* _Problem to work on_
Please retype each record exactly as it stands below.

(Extracted records Opens)

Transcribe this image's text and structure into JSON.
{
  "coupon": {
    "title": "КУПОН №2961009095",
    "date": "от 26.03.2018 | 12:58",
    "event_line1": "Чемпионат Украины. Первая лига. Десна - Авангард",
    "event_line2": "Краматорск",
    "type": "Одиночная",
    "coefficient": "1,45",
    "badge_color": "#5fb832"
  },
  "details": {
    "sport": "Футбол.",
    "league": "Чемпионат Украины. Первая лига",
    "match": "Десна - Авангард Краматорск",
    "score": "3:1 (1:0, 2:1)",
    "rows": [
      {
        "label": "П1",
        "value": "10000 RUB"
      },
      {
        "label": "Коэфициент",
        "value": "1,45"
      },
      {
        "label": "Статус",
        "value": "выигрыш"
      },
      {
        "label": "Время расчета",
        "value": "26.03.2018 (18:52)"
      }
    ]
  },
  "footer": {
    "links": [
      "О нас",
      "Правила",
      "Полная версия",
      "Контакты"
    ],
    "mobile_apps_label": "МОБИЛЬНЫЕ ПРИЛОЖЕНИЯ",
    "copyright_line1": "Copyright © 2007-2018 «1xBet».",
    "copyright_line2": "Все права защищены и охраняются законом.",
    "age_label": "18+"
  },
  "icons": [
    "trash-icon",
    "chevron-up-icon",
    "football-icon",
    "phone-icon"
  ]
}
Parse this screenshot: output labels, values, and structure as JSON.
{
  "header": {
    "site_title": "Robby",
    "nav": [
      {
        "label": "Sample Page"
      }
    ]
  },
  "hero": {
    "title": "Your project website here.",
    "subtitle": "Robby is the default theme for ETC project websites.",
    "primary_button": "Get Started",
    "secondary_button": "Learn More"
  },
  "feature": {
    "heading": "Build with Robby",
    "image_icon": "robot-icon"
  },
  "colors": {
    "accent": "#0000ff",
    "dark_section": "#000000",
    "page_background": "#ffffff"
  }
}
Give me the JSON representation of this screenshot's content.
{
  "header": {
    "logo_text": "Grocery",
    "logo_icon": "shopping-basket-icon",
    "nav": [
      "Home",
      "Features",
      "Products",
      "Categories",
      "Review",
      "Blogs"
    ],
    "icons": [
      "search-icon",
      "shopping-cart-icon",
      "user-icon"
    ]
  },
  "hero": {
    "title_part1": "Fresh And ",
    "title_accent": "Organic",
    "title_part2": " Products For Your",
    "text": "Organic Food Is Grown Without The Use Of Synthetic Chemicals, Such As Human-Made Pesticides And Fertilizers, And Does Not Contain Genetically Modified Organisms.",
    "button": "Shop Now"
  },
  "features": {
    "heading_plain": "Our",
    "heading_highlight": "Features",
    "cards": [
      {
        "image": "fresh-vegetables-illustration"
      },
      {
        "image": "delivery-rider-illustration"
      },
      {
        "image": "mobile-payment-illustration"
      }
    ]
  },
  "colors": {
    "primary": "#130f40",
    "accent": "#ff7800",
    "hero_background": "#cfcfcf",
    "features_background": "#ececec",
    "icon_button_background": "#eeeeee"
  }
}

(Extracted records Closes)

* _The completed task_
Transcribe this image's text and structure into JSON.
{
  "coupon": {
    "title": "КУПОН №2961009095",
    "date": "от 26.03.2018 | 12:58",
    "event_line1": "Чемпионат Украины. Первая лига. Десна - Авангард",
    "event_line2": "Краматорск",
    "type": "Одиночная",
    "coefficient": "1,45",
    "badge_color": "#5fb832"
  },
  "details": {
    "sport": "Футбол.",
    "league": "Чемпионат Украины. Первая лига",
    "match": "Десна - Авангард Краматорск",
    "score": "3:1 (1:0, 2:1)",
    "rows": [
      {
        "label": "П1",
        "value": "10000 RUB"
      },
      {
        "label": "Коэфициент",
        "value": "1,45"
      },
      {
        "label": "Статус",
        "value": "выигрыш"
      },
      {
        "label": "Время расчета",
        "value": "26.03.2018 (18:52)"
      }
    ]
  },
  "footer": {
    "links": [
      "О нас",
      "Правила",
      "Полная версия",
      "Контакты"
    ],
    "mobile_apps_label": "МОБИЛЬНЫЕ ПРИЛОЖЕНИЯ",
    "copyright_line1": "Copyright © 2007-2018 «1xBet».",
    "copyright_line2": "Все права защищены и охраняются законом.",
    "age_label": "18+"
  },
  "icons": [
    "trash-icon",
    "chevron-up-icon",
    "football-icon",
    "phone-icon"
  ]
}
Parse this screenshot: output labels, values, and structure as JSON.
{
  "header": {
    "site_title": "Robby",
    "nav": [
      {
        "label": "Sample Page"
      }
    ]
  },
  "hero": {
    "title": "Your project website here.",
    "subtitle": "Robby is the default theme for ETC project websites.",
    "primary_button": "Get Started",
    "secondary_button": "Learn More"
  },
  "feature": {
    "heading": "Build with Robby",
    "image_icon": "robot-icon"
  },
  "colors": {
    "accent": "#0000ff",
    "dark_section": "#000000",
    "page_background": "#ffffff"
  }
}
Give me the JSON representation of this screenshot's content.
{
  "header": {
    "logo_text": "Grocery",
    "logo_icon": "shopping-basket-icon",
    "nav": [
      "Home",
      "Features",
      "Products",
      "Categories",
      "Review",
      "Blogs"
    ],
    "icons": [
      "search-icon",
      "shopping-cart-icon",
      "user-icon"
    ]
  },
  "hero": {
    "title_part1": "Fresh And ",
    "title_accent": "Organic",
    "title_part2": " Products For Your",
    "text": "Organic Food Is Grown Without The Use Of Synthetic Chemicals, Such As Human-Made Pesticides And Fertilizers, And Does Not Contain Genetically Modified Organisms.",
    "button": "Shop Now"
  },
  "features": {
    "heading_plain": "Our",
    "heading_highlight": "Features",
    "cards": [
      {
        "image": "fresh-vegetables-illustration"
      },
      {
        "image": "delivery-rider-illustration"
      },
      {
        "image": "mobile-payment-illustration"
      }
    ]
  },
  "colors": {
    "primary": "#130f40",
    "accent": "#ff7800",
    "hero_background": "#cfcfcf",
    "features_background": "#ececec",
    "icon_button_background": "#eeeeee"
  }
}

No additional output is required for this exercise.